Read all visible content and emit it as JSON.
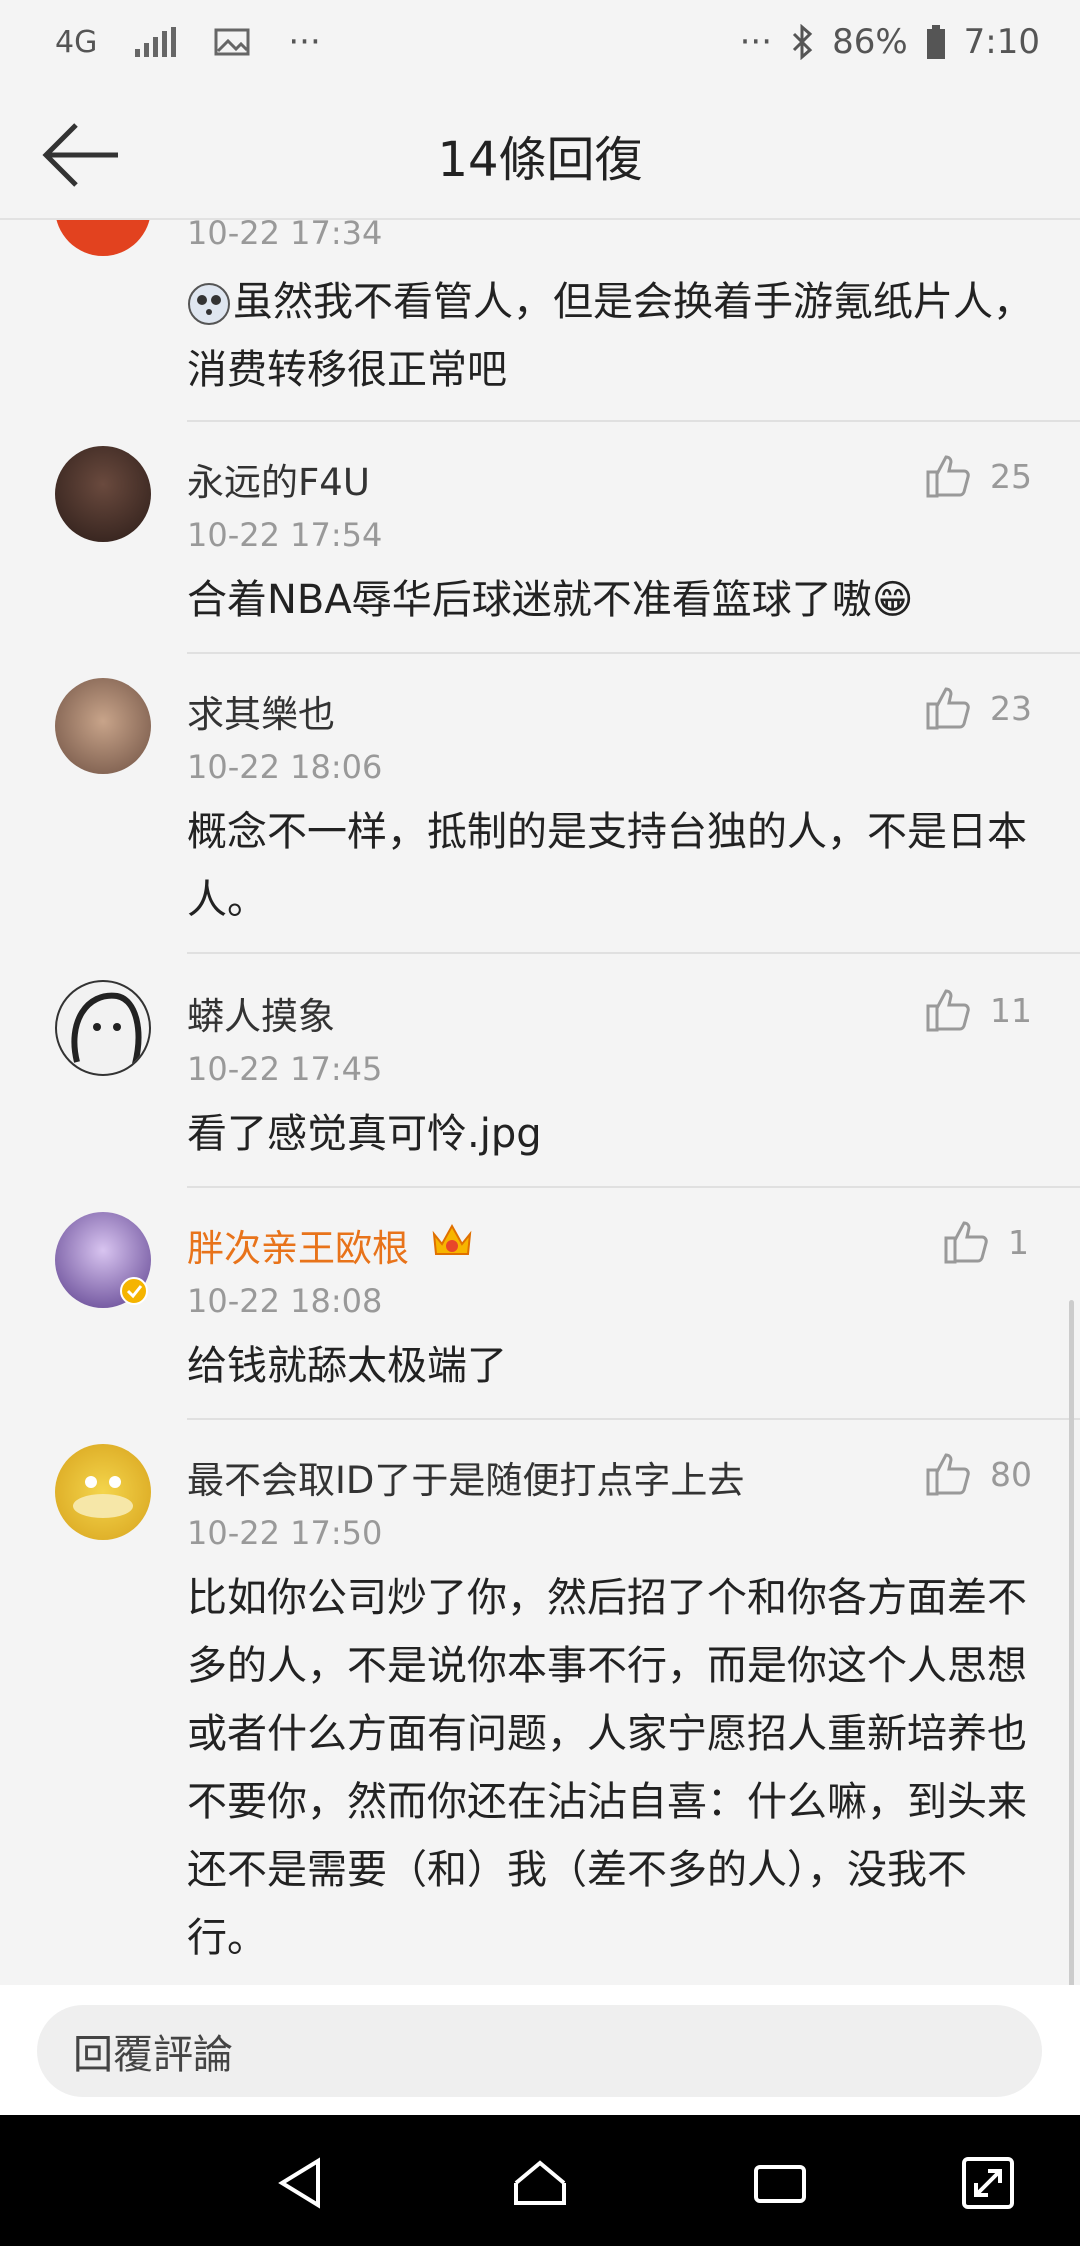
{
  "status": {
    "network": "4G",
    "battery": "86%",
    "time": "7:10",
    "dots_left": "···",
    "dots_right": "···"
  },
  "header": {
    "title": "14條回復"
  },
  "comments": [
    {
      "name": "",
      "time": "10-22 17:34",
      "text": "虽然我不看管人，但是会换着手游氪纸片人，消费转移很正常吧",
      "likes": ""
    },
    {
      "name": "永远的F4U",
      "time": "10-22 17:54",
      "text": "合着NBA辱华后球迷就不准看篮球了嗷😁",
      "likes": "25"
    },
    {
      "name": "求其樂也",
      "time": "10-22 18:06",
      "text": "概念不一样，抵制的是支持台独的人，不是日本人。",
      "likes": "23"
    },
    {
      "name": "蟒人摸象",
      "time": "10-22 17:45",
      "text": "看了感觉真可怜.jpg",
      "likes": "11"
    },
    {
      "name": "胖次亲王欧根",
      "time": "10-22 18:08",
      "text": "给钱就舔太极端了",
      "likes": "1"
    },
    {
      "name": "最不会取ID了于是随便打点字上去",
      "time": "10-22 17:50",
      "text": "比如你公司炒了你，然后招了个和你各方面差不多的人，不是说你本事不行，而是你这个人思想或者什么方面有问题，人家宁愿招人重新培养也不要你，然而你还在沾沾自喜：什么嘛，到头来还不是需要（和）我（差不多的人），没我不行。",
      "likes": "80"
    }
  ],
  "reply": {
    "placeholder": "回覆評論"
  }
}
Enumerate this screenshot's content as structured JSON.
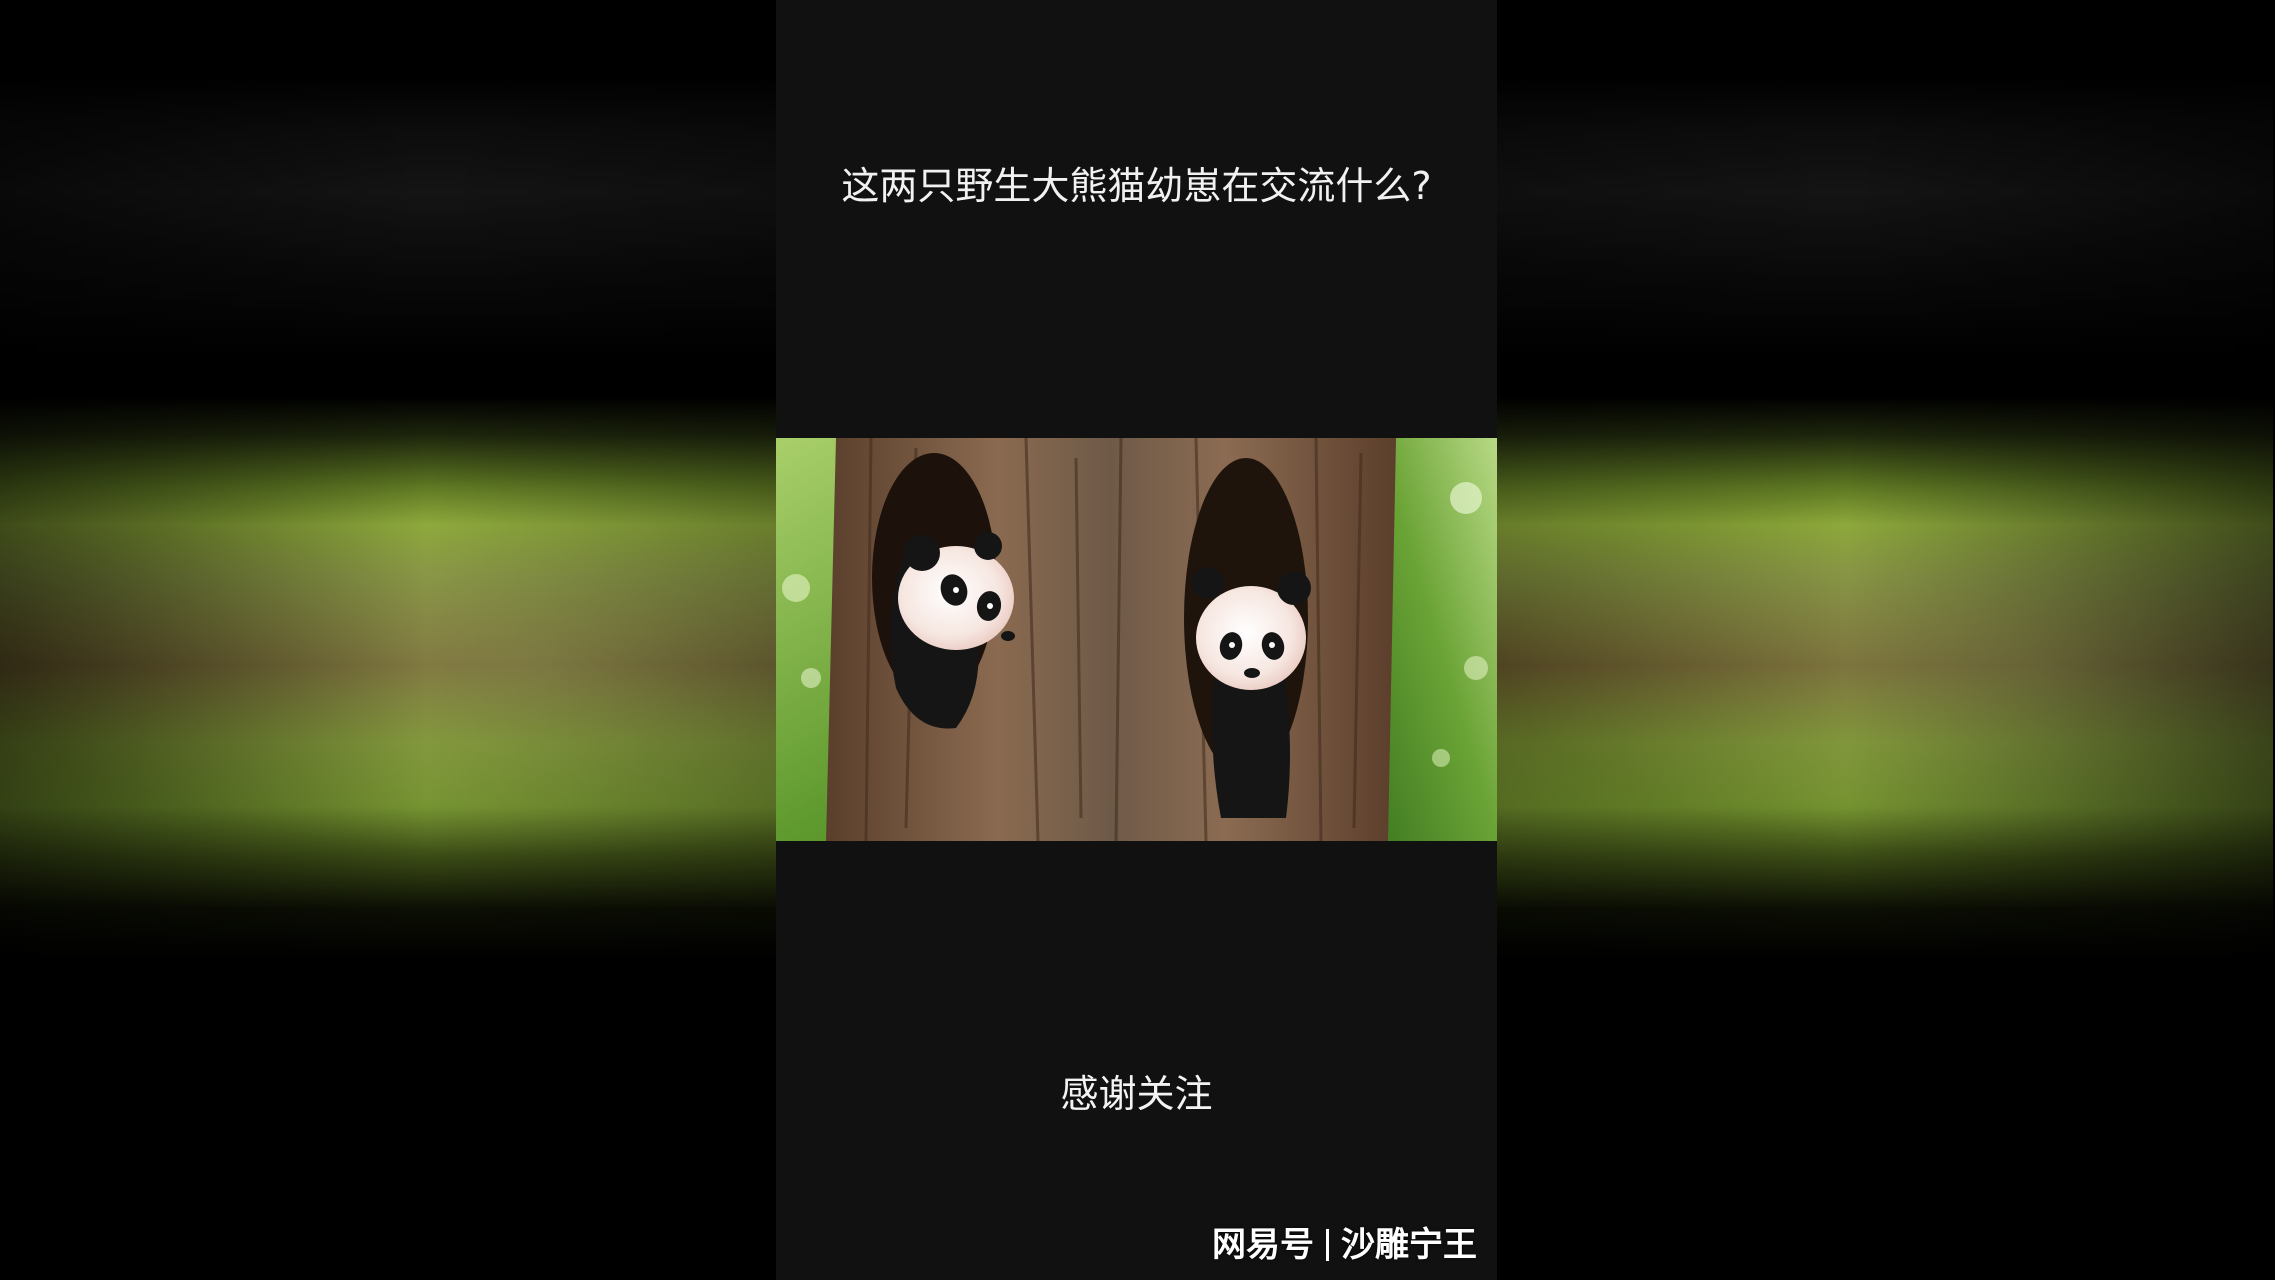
{
  "video": {
    "caption": "这两只野生大熊猫幼崽在交流什么?",
    "subtitle": "感谢关注",
    "image_description": "two giant panda cubs peeking out of holes in a tree trunk"
  },
  "watermark": {
    "platform": "网易号",
    "author": "沙雕宁王"
  },
  "colors": {
    "phone_bg": "#111111",
    "text": "#f1f1f1",
    "foliage": "#6f9a34",
    "bark": "#6b4a33"
  }
}
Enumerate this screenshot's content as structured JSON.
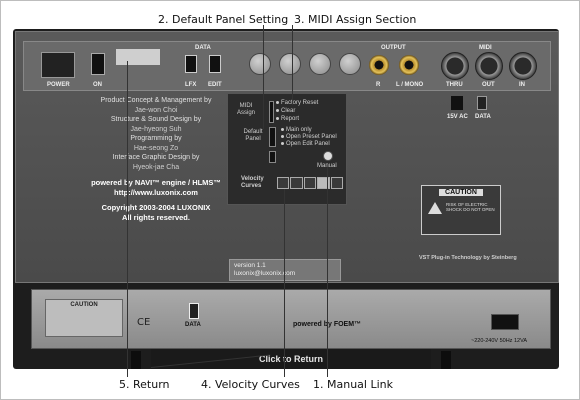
{
  "callouts": {
    "default_panel": "2. Default Panel Setting",
    "midi_assign": "3. MIDI Assign Section",
    "return": "5. Return",
    "velocity": "4. Velocity Curves",
    "manual": "1. Manual Link"
  },
  "connectors": {
    "power": "POWER",
    "on": "ON",
    "data": "DATA",
    "lfx": "LFX",
    "edit": "EDIT",
    "output": "OUTPUT",
    "r": "R",
    "lmono": "L / MONO",
    "midi": "MIDI",
    "thru": "THRU",
    "out": "OUT",
    "in": "IN",
    "ac": "15V AC",
    "data2": "DATA"
  },
  "credits": {
    "line1": "Product Concept & Management by",
    "line1b": "Jae-won Choi",
    "line2": "Structure & Sound Design by",
    "line2b": "Jae-hyeong Suh",
    "line3": "Programming by",
    "line3b": "Hae-seong Zo",
    "line4": "Interface Graphic Design by",
    "line4b": "Hyeok-jae Cha",
    "powered": "powered by NAVI™ engine / HLMS™",
    "url": "http://www.luxonix.com",
    "copyright": "Copyright 2003-2004 LUXONIX",
    "rights": "All rights reserved."
  },
  "controls": {
    "midi_assign": "MIDI Assign",
    "factory_reset": "Factory Reset",
    "clear": "Clear",
    "report": "Report",
    "default_panel": "Default Panel",
    "main_only": "Main only",
    "open_preset": "Open Preset Panel",
    "open_edit": "Open Edit Panel",
    "manual": "Manual",
    "velocity_curves": "Velocity Curves"
  },
  "version": {
    "line1": "version 1.1",
    "line2": "luxonix@luxonix.com"
  },
  "caution": {
    "title": "CAUTION",
    "sub": "RISK OF ELECTRIC SHOCK DO NOT OPEN"
  },
  "vst": "VST Plug-in Technology by Steinberg",
  "lower": {
    "caution": "CAUTION",
    "data": "DATA",
    "powered": "powered by FOEM™",
    "power_spec": "~220-240V 50Hz 12VA"
  },
  "return_label": "Click to Return"
}
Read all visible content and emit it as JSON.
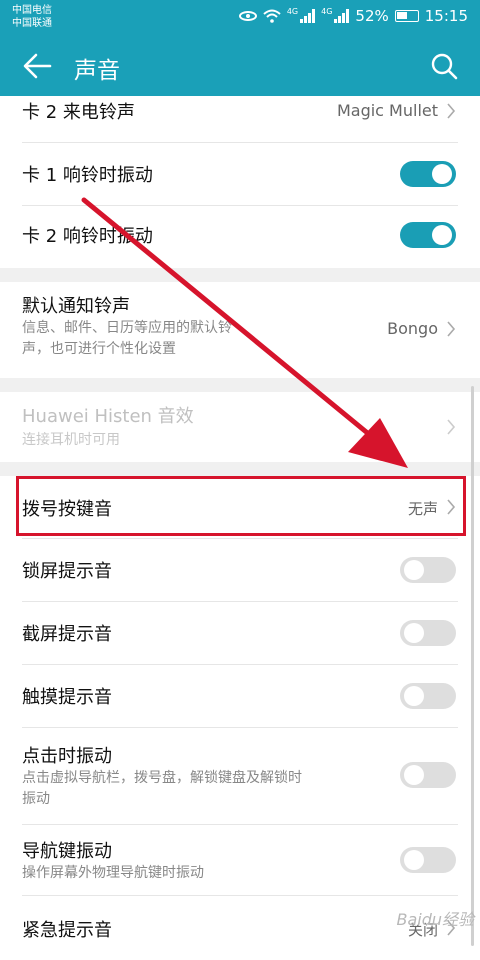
{
  "status": {
    "carrier1": "中国电信",
    "carrier2": "中国联通",
    "net1": "4G",
    "net2": "4G",
    "battery": "52%",
    "time": "15:15"
  },
  "header": {
    "title": "声音"
  },
  "rows": [
    {
      "title": "卡 2 来电铃声",
      "value": "Magic Mullet"
    },
    {
      "title": "卡 1 响铃时振动",
      "toggle": "on"
    },
    {
      "title": "卡 2 响铃时振动",
      "toggle": "on"
    },
    {
      "title": "默认通知铃声",
      "sub": "信息、邮件、日历等应用的默认铃\n声，也可进行个性化设置",
      "value": "Bongo"
    },
    {
      "title": "Huawei Histen 音效",
      "sub": "连接耳机时可用",
      "disabled": true
    },
    {
      "title": "拨号按键音",
      "value": "无声"
    },
    {
      "title": "锁屏提示音",
      "toggle": "off"
    },
    {
      "title": "截屏提示音",
      "toggle": "off"
    },
    {
      "title": "触摸提示音",
      "toggle": "off"
    },
    {
      "title": "点击时振动",
      "sub": "点击虚拟导航栏，拨号盘，解锁键盘及解锁时\n振动",
      "toggle": "off"
    },
    {
      "title": "导航键振动",
      "sub": "操作屏幕外物理导航键时振动",
      "toggle": "off"
    },
    {
      "title": "紧急提示音",
      "value": "关闭"
    }
  ],
  "watermark": "Baidu经验",
  "colors": {
    "accent": "#1aa0b8",
    "annotation": "#d6142c"
  }
}
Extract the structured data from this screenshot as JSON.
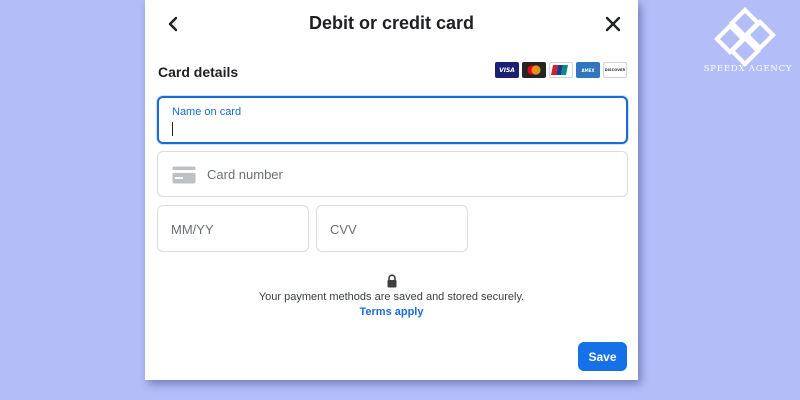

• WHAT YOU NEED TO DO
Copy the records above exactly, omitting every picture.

• PROBLEM SOLUTION
Read all visible content and emit it as JSON.
{
  "status": {
    "network": "4G",
    "battery": "86%",
    "time": "7:10",
    "dots_left": "···",
    "dots_right": "···"
  },
  "header": {
    "title": "14條回復"
  },
  "comments": [
    {
      "name": "",
      "time": "10-22 17:34",
      "text": "虽然我不看管人，但是会换着手游氪纸片人，消费转移很正常吧",
      "likes": ""
    },
    {
      "name": "永远的F4U",
      "time": "10-22 17:54",
      "text": "合着NBA辱华后球迷就不准看篮球了嗷😁",
      "likes": "25"
    },
    {
      "name": "求其樂也",
      "time": "10-22 18:06",
      "text": "概念不一样，抵制的是支持台独的人，不是日本人。",
      "likes": "23"
    },
    {
      "name": "蟒人摸象",
      "time": "10-22 17:45",
      "text": "看了感觉真可怜.jpg",
      "likes": "11"
    },
    {
      "name": "胖次亲王欧根",
      "time": "10-22 18:08",
      "text": "给钱就舔太极端了",
      "likes": "1"
    },
    {
      "name": "最不会取ID了于是随便打点字上去",
      "time": "10-22 17:50",
      "text": "比如你公司炒了你，然后招了个和你各方面差不多的人，不是说你本事不行，而是你这个人思想或者什么方面有问题，人家宁愿招人重新培养也不要你，然而你还在沾沾自喜：什么嘛，到头来还不是需要（和）我（差不多的人），没我不行。",
      "likes": "80"
    }
  ],
  "reply": {
    "placeholder": "回覆評論"
  }
}
Enumerate this screenshot's content as structured JSON.
{
  "video": {
    "caption": "这两只野生大熊猫幼崽在交流什么?",
    "subtitle": "感谢关注",
    "image_description": "two giant panda cubs peeking out of holes in a tree trunk"
  },
  "watermark": {
    "platform": "网易号",
    "author": "沙雕宁王"
  },
  "colors": {
    "phone_bg": "#111111",
    "text": "#f1f1f1",
    "foliage": "#6f9a34",
    "bark": "#6b4a33"
  }
}
Enumerate this screenshot's content as structured JSON.
{
  "callouts": {
    "default_panel": "2. Default Panel Setting",
    "midi_assign": "3. MIDI Assign Section",
    "return": "5. Return",
    "velocity": "4. Velocity Curves",
    "manual": "1. Manual Link"
  },
  "connectors": {
    "power": "POWER",
    "on": "ON",
    "data": "DATA",
    "lfx": "LFX",
    "edit": "EDIT",
    "output": "OUTPUT",
    "r": "R",
    "lmono": "L / MONO",
    "midi": "MIDI",
    "thru": "THRU",
    "out": "OUT",
    "in": "IN",
    "ac": "15V AC",
    "data2": "DATA"
  },
  "credits": {
    "line1": "Product Concept & Management by",
    "line1b": "Jae-won Choi",
    "line2": "Structure & Sound Design by",
    "line2b": "Jae-hyeong Suh",
    "line3": "Programming by",
    "line3b": "Hae-seong Zo",
    "line4": "Interface Graphic Design by",
    "line4b": "Hyeok-jae Cha",
    "powered": "powered by NAVI™ engine / HLMS™",
    "url": "http://www.luxonix.com",
    "copyright": "Copyright 2003-2004 LUXONIX",
    "rights": "All rights reserved."
  },
  "controls": {
    "midi_assign": "MIDI Assign",
    "factory_reset": "Factory Reset",
    "clear": "Clear",
    "report": "Report",
    "default_panel": "Default Panel",
    "main_only": "Main only",
    "open_preset": "Open Preset Panel",
    "open_edit": "Open Edit Panel",
    "manual": "Manual",
    "velocity_curves": "Velocity Curves"
  },
  "version": {
    "line1": "version 1.1",
    "line2": "luxonix@luxonix.com"
  },
  "caution": {
    "title": "CAUTION",
    "sub": "RISK OF ELECTRIC SHOCK DO NOT OPEN"
  },
  "vst": "VST Plug-in Technology by Steinberg",
  "lower": {
    "caution": "CAUTION",
    "data": "DATA",
    "powered": "powered by FOEM™",
    "power_spec": "~220-240V 50Hz 12VA"
  },
  "return_label": "Click to Return"
}
Read all visible content and emit it as JSON.
{
  "status": {
    "carrier1": "中国电信",
    "carrier2": "中国联通",
    "net1": "4G",
    "net2": "4G",
    "battery": "52%",
    "time": "15:15"
  },
  "header": {
    "title": "声音"
  },
  "rows": [
    {
      "title": "卡 2 来电铃声",
      "value": "Magic Mullet"
    },
    {
      "title": "卡 1 响铃时振动",
      "toggle": "on"
    },
    {
      "title": "卡 2 响铃时振动",
      "toggle": "on"
    },
    {
      "title": "默认通知铃声",
      "sub": "信息、邮件、日历等应用的默认铃\n声，也可进行个性化设置",
      "value": "Bongo"
    },
    {
      "title": "Huawei Histen 音效",
      "sub": "连接耳机时可用",
      "disabled": true
    },
    {
      "title": "拨号按键音",
      "value": "无声"
    },
    {
      "title": "锁屏提示音",
      "toggle": "off"
    },
    {
      "title": "截屏提示音",
      "toggle": "off"
    },
    {
      "title": "触摸提示音",
      "toggle": "off"
    },
    {
      "title": "点击时振动",
      "sub": "点击虚拟导航栏，拨号盘，解锁键盘及解锁时\n振动",
      "toggle": "off"
    },
    {
      "title": "导航键振动",
      "sub": "操作屏幕外物理导航键时振动",
      "toggle": "off"
    },
    {
      "title": "紧急提示音",
      "value": "关闭"
    }
  ],
  "watermark": "Baidu经验",
  "colors": {
    "accent": "#1aa0b8",
    "annotation": "#d6142c"
  }
}
Extract the structured data from this screenshot as JSON.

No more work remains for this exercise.